For Effective Climate Finance, Developing Countries and MDBs Lead by Example
After the platitude-laden plenaries of COP26’s first two days, on Wednesday, November 3, negotiations kicked off with the conference’s most sensitive issue: climate finance.
That morning, UN Climate Envoy and former UK central banker Mark Carney announced a massive new private sector initiative. The Glasgow Financial Alliance for Net Zero, or GFANZ, is a coalition of the world’s biggest investors, banks and insurers that collectively control $130 trillion in assets; their “commitment” is to use that capital to hit net zero emissions targets in their investments by 2050.
Not so fast. Like every other financial “commitment” made by wealthy countries and banks, there is no enforcement mechanism or transparency—we must take them at their word. More than anything, the announcement is a market signal; the details matter far less than the message. “The markets are moving forward,” Al Gore insisted in his rousing plenary on Friday. GFANZ was proof. “This is not greenwashing.” That may be true. But follow-through and number-fudging are not the only issues at hand.

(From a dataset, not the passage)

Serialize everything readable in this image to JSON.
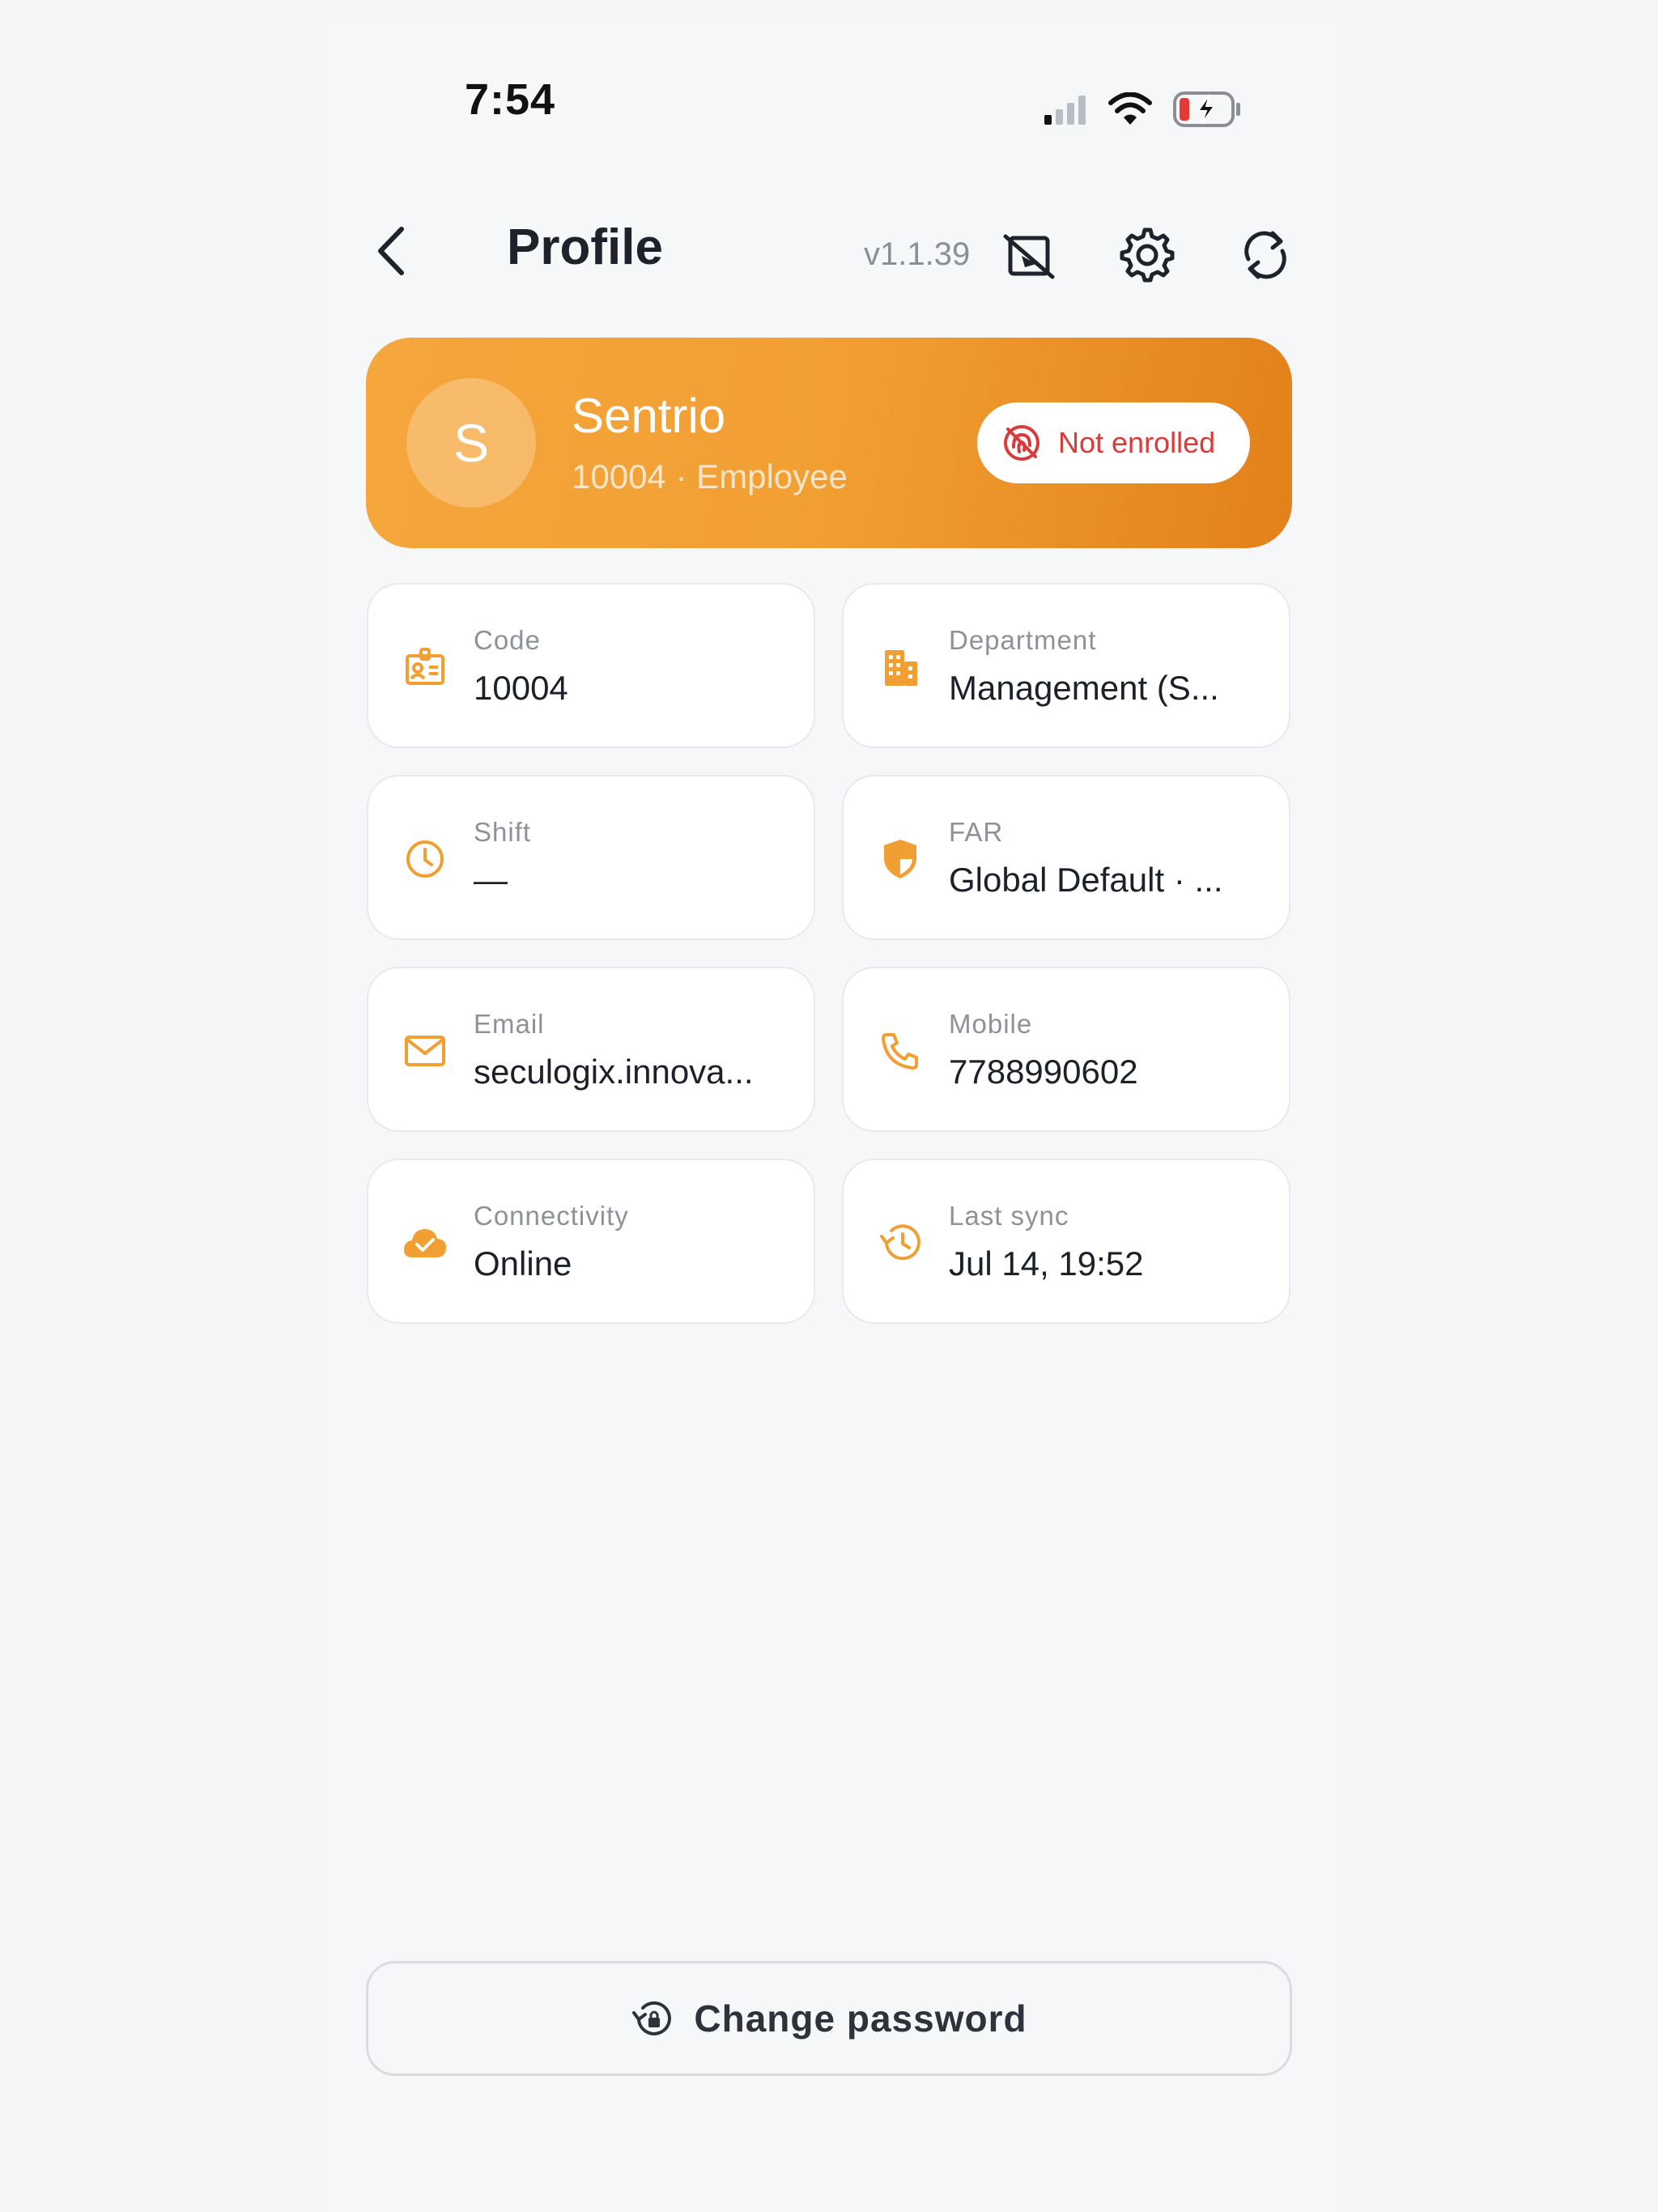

First, capital will do what it does best: seek the highest return for the lowest risk. This means that investment in renewables will go mostly, or first, to developed countries, who have the infrastructure, industry, and public finance to make those transitions not just viable, but profitable.

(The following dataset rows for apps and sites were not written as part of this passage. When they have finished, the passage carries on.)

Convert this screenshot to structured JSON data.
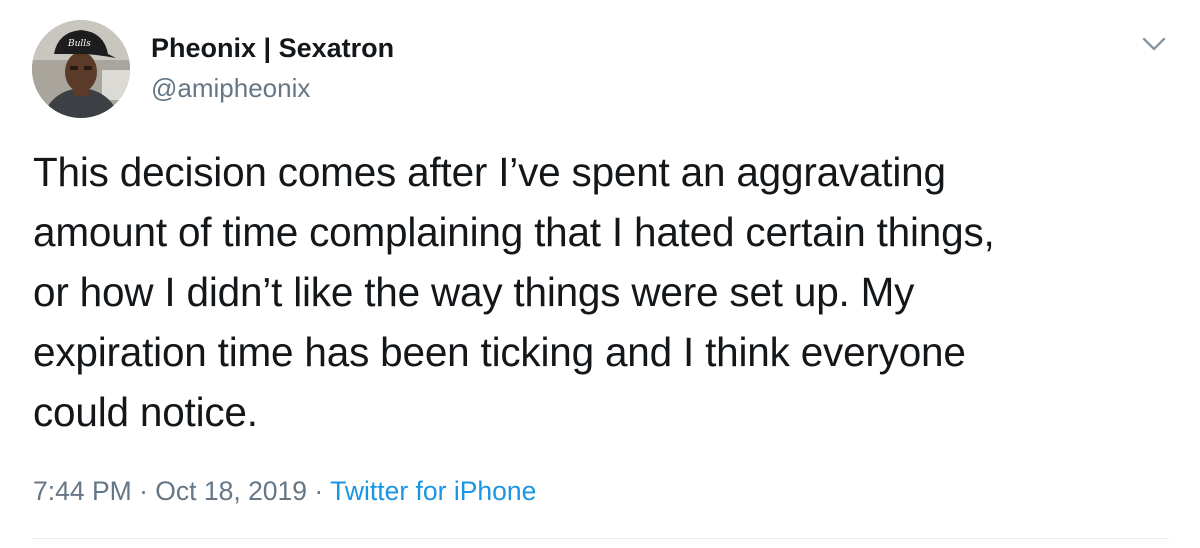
{
  "user": {
    "display_name": "Pheonix | Sexatron",
    "handle": "@amipheonix",
    "avatar_hat_text": "Bulls"
  },
  "tweet": {
    "text_lines": [
      "This decision comes after I’ve spent an aggravating",
      "amount of time complaining that I hated certain things,",
      "or how I didn’t like the way things were set up. My",
      "expiration time has been ticking and I think everyone",
      "could notice."
    ],
    "time": "7:44 PM",
    "date": "Oct 18, 2019",
    "separator": "·",
    "source": "Twitter for iPhone"
  },
  "icons": {
    "menu": "chevron-down-icon"
  },
  "colors": {
    "text": "#14171a",
    "secondary": "#657786",
    "link": "#1b95e0",
    "divider": "#e6ecf0"
  }
}
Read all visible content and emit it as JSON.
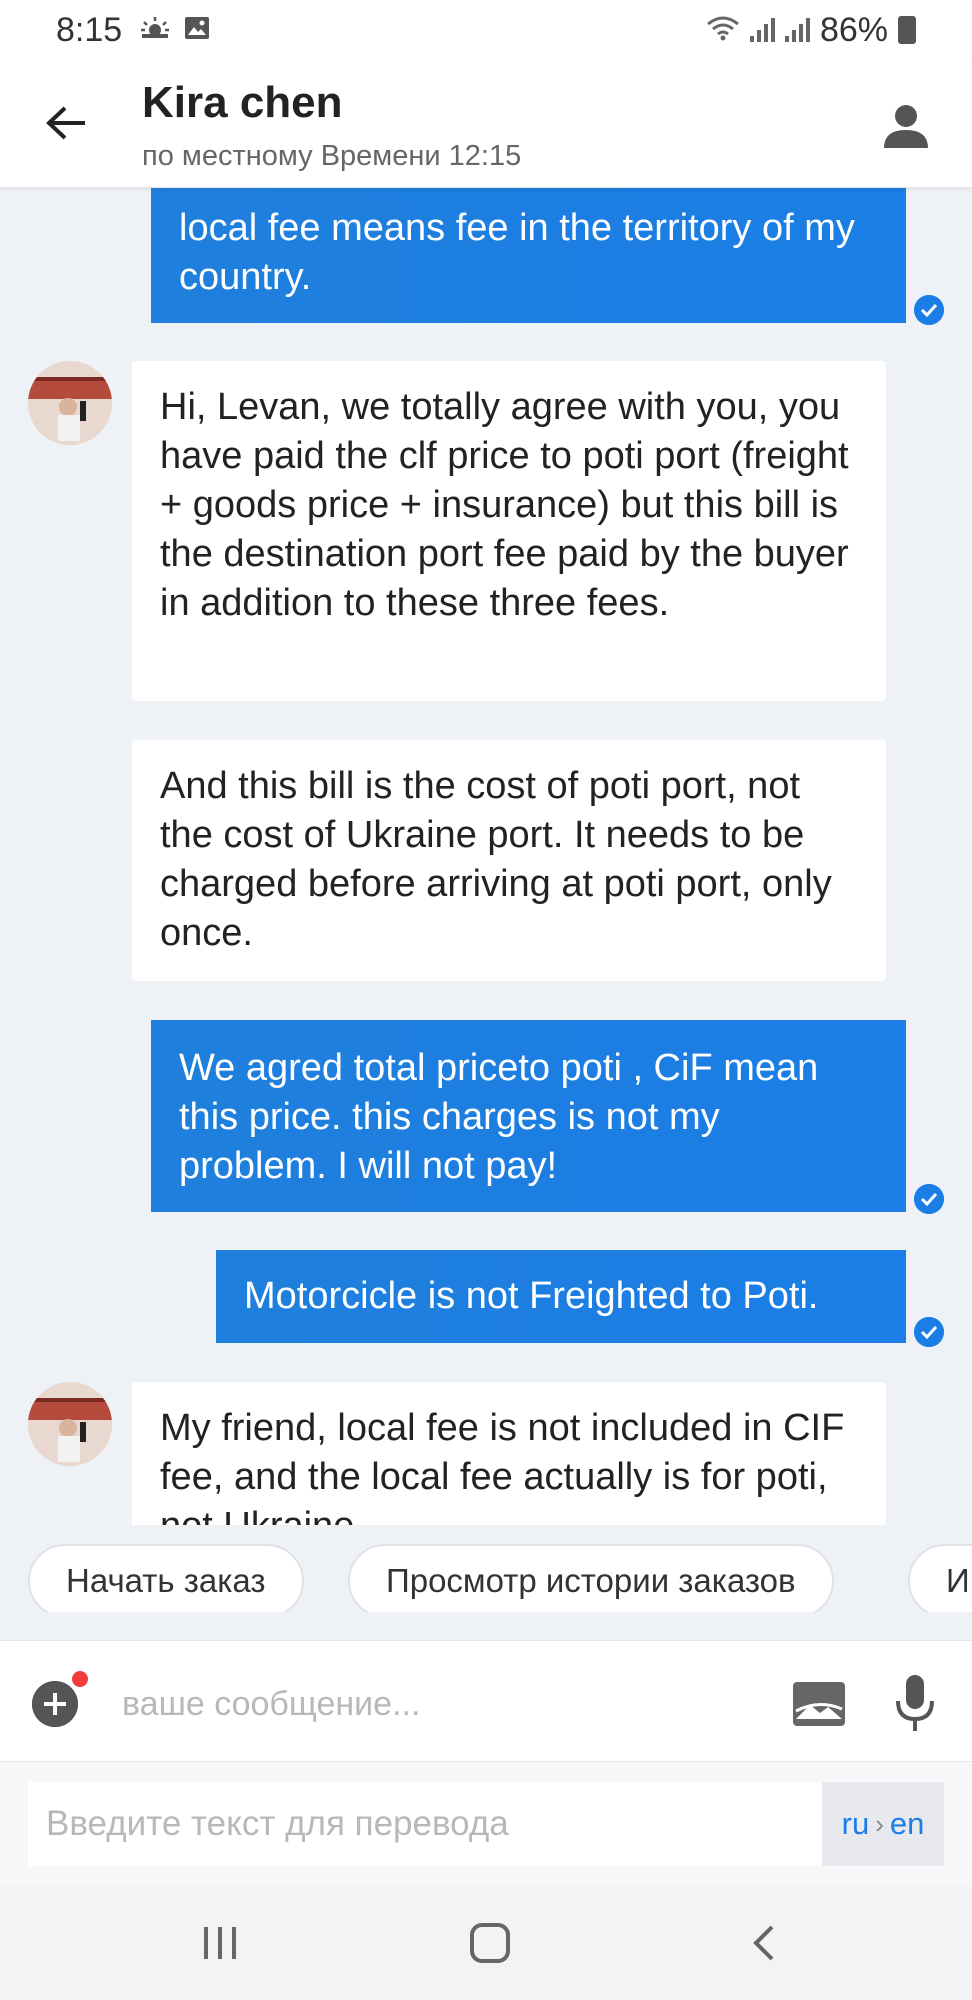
{
  "status_bar": {
    "time": "8:15",
    "battery": "86%"
  },
  "header": {
    "name": "Kira chen",
    "subtitle": "по местному Времени 12:15"
  },
  "messages": [
    {
      "dir": "out",
      "text": "local fee means fee in the territory of my country."
    },
    {
      "dir": "in",
      "text": "Hi, Levan, we totally agree with you, you have paid the clf price to poti port (freight + goods price + insurance) but this bill is the destination port fee paid by the buyer in addition to these three fees."
    },
    {
      "dir": "in",
      "text": "And this bill is the cost of poti port, not the cost of Ukraine port. It needs to be charged before arriving at poti port, only once."
    },
    {
      "dir": "out",
      "text": "We agred total priceto poti , CiF mean this price. this charges is not my problem. I will not pay!"
    },
    {
      "dir": "out",
      "text": "Motorcicle is not Freighted to Poti."
    },
    {
      "dir": "in",
      "text": "My friend, local fee is not included in CIF fee, and the local fee actually is for poti, not Ukraine"
    }
  ],
  "quick_replies": [
    "Начать заказ",
    "Просмотр истории заказов",
    "И"
  ],
  "input": {
    "placeholder": "ваше сообщение..."
  },
  "translate": {
    "placeholder": "Введите текст для перевода",
    "from": "ru",
    "to": "en",
    "separator": "›"
  },
  "colors": {
    "accent": "#1a7ee6",
    "background": "#eef1f6",
    "notification_dot": "#f03c3c"
  }
}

Second, the highest returns are found in technologies that mitigate climate change. The dramatic scaling of wind, solar, and other renewables—and comparative unprofitability of oil, gas, and other fossil fuels—should give us hope for the future. Yet for many poor countries—from small island developing states (SIDS) to giants like Pakistan and Nigeria—the problem is already present.
What these countries need most—and now—is money for adaptation and resilience, neither of which are especially profitable. Despite repeated calls for parity with mitigation, only one-fifth of OECD climate financing from 2019-20 went toward adaptation. For the powerful G-7 nations, that number is a measly 8%. This means that developing country governments must reach into their own pockets for adaptation, decreasing money for social services and increasing the need to borrow from abroad at ever-rising interest rates.

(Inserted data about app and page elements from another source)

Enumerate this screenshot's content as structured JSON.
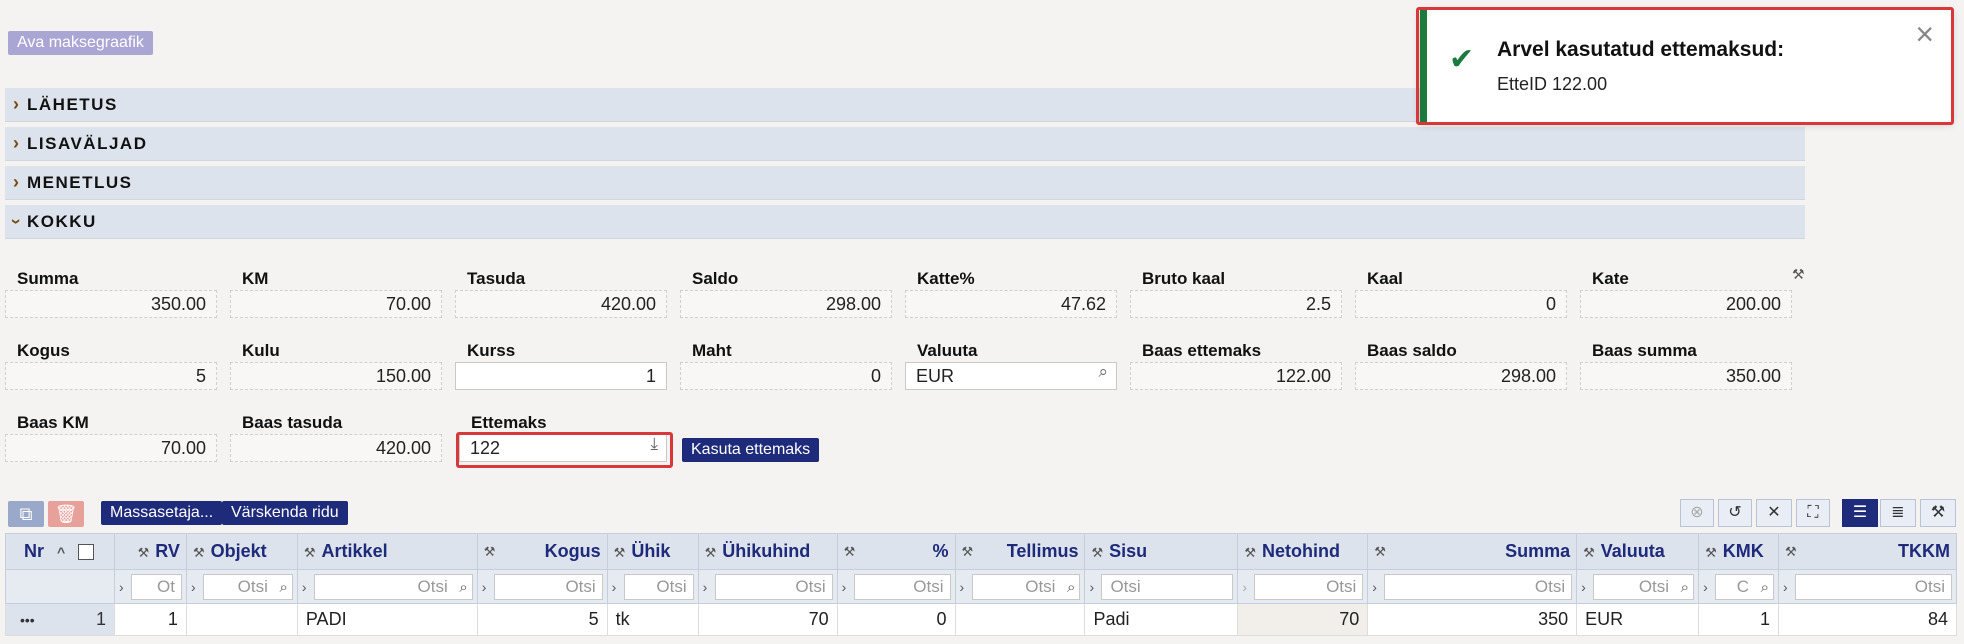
{
  "top": {
    "schedule_button": "Ava maksegraafik"
  },
  "sections": [
    "LÄHETUS",
    "LISAVÄLJAD",
    "MENETLUS",
    "KOKKU"
  ],
  "summary": {
    "row1": [
      {
        "label": "Summa",
        "value": "350.00"
      },
      {
        "label": "KM",
        "value": "70.00"
      },
      {
        "label": "Tasuda",
        "value": "420.00"
      },
      {
        "label": "Saldo",
        "value": "298.00"
      },
      {
        "label": "Katte%",
        "value": "47.62"
      },
      {
        "label": "Bruto kaal",
        "value": "2.5"
      },
      {
        "label": "Kaal",
        "value": "0"
      },
      {
        "label": "Kate",
        "value": "200.00"
      }
    ],
    "row2": [
      {
        "label": "Kogus",
        "value": "5"
      },
      {
        "label": "Kulu",
        "value": "150.00"
      },
      {
        "label": "Kurss",
        "value": "1"
      },
      {
        "label": "Maht",
        "value": "0"
      },
      {
        "label": "Valuuta",
        "value": "EUR"
      },
      {
        "label": "Baas ettemaks",
        "value": "122.00"
      },
      {
        "label": "Baas saldo",
        "value": "298.00"
      },
      {
        "label": "Baas summa",
        "value": "350.00"
      }
    ],
    "row3": [
      {
        "label": "Baas KM",
        "value": "70.00"
      },
      {
        "label": "Baas tasuda",
        "value": "420.00"
      },
      {
        "label": "Ettemaks",
        "value": "122"
      }
    ],
    "use_prepayment_button": "Kasuta ettemaks"
  },
  "toast": {
    "title": "Arvel kasutatud ettemaksud:",
    "message": "EtteID 122.00"
  },
  "toolbar": {
    "mass_button": "Massasetaja...",
    "refresh_button": "Värskenda ridu"
  },
  "grid": {
    "columns": [
      "Nr",
      "RV",
      "Objekt",
      "Artikkel",
      "Kogus",
      "Ühik",
      "Ühikuhind",
      "%",
      "Tellimus",
      "Sisu",
      "Netohind",
      "Summa",
      "Valuuta",
      "KMK",
      "TKKM"
    ],
    "filter_placeholder": "Otsi",
    "filter_short_placeholders": {
      "RV": "Ot",
      "KMK": "C"
    },
    "row": {
      "menu": "•••",
      "nr": "1",
      "rv": "1",
      "objekt": "",
      "artikkel": "PADI",
      "kogus": "5",
      "yhik": "tk",
      "yhikuhind": "70",
      "protsent": "0",
      "tellimus": "",
      "sisu": "Padi",
      "netohind": "70",
      "summa": "350",
      "valuuta": "EUR",
      "kmk": "1",
      "tkkm": "84"
    }
  }
}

Developing countries cannot afford to wait for this money to reach them. That’s why many are acting now, in creative and effective ways. Jamaica is one example. In July, Jamaica introduced a novel financial instrument—catastrophe bonds—which pay out when tropical cyclones pass an easily observable threshold. It is, in effect, an automatic stabilizer for building climate resilience that could easily be scaled up regionally. “This program is for the countries who are already exposed, 1.5 or not,” Jamaican Finance Minister Nigel Clarke told the Plenary. “Our vision is to institutionalize this kind of a priori financing, rather than waiting for donors to give after the fact.”
The multilateral development banks offer another example of how to stretch a dollar. Despite lack of adequate financing from donor countries, the Green Climate Fund has tripled its adaptation capacity in the last year alone, mostly in the form of grants. “If you have grants, you can convert them to anything—guarantees, equities, bonds,” GCF Executive Director Yannick Glemarec explained. “When limited to one instrument, your capacity is diminished.”
There is also the matter of priority. Donor governments are nowhere near parity on adaptation and mitigation funding—a major goal of COP26. The African Development Bank, on the other hand, devoted 63% of its 2020 budget to adaptation finance. Both the ADB and GCF have asked the International Monetary Fund for access to Special Drawing Rights (both are prescribed holders), but so far the IMF has turned them down. Instead, those SDRs are most likely to be used to pay down poor countries’ escalating pandemic-induced debts.
Effective climate finance will not come from markets alone. Investors and rich country governments should instead learn from developing countries—and the multilateral development banks they have neglected—for innovative and high-impact solutions.